983 words 4 pagesTHE BROKEN SHORE
Peter Temple's acclaimed crime fiction novel 'The Broken Shore' chronicles the unfolding of a murder investigation on the rugged Victorian coastline through the eyes of a morally flexible small town cop. The novel showcases the complex social structures apparent in contemporary rural Victoria, particularly focusing on the often shaky relations between anglo and indigenous Australians. It also addresses the segregation between the have's and the have not's within society and the institutions that separate the social classes and explores the intricacies of the arguably broken Australian/Victorian legal system. Temple uses Joe Cashin, his lone-crusader type protagonist, to assert his view that the justice system …show more content…
Perhaps it is the very fact that Cashin operates of the outskirts of society that allows him to look past the idiosyncrasies (-does this word make sense here?) of small town life and challenge the conventional attitudes of his peers. Cashin's moral flexibility and emotional instability are what makes him human and relatable, he truly is a reflection of the archetypal Australian male.
There are a number of subplots in 'The Broken Shore' which succinctly explore a handful of other issues facing Australian society. One such issue is that of homosexuality and the homophobia that accompanies it. About midway through the text we are introduced to Cashins brother Michael right after he has attempted suicide after being outed as gay and opts to take his own life over facing the repercussions of his sexual orientation.

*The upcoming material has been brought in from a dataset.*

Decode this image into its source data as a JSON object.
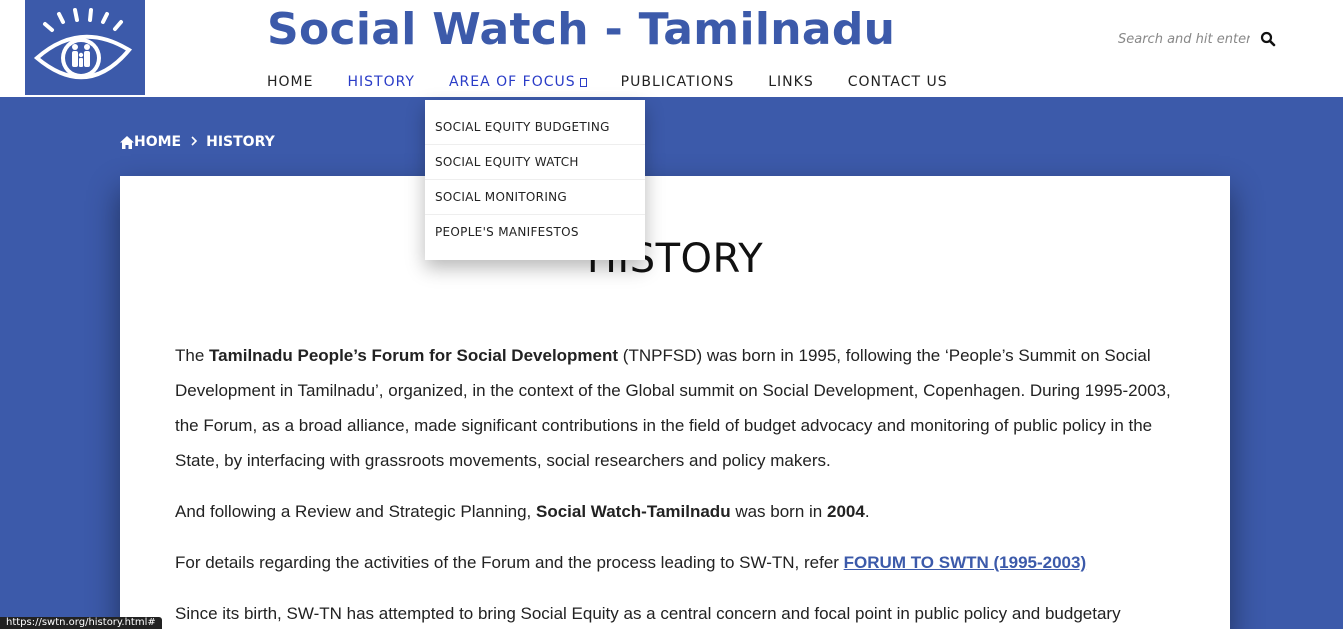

Temple also uses the failed and/or fractured marriages of characters like Villani and Sybil to comment on the current state of the institution of marriage in Australia. It isn't quite clear whether Temple is saying that it is marriage itself which is at fault, as an outdated institution, or whether it is the hedonistic young lovers who subscribe to it on a whim that are to blame. The portrayal of Villani's marriage, in which he confesses to Cashin neither he nor his wife is faithful, is just one example of the unfortunate reality of modern day marriages. through the cliched romance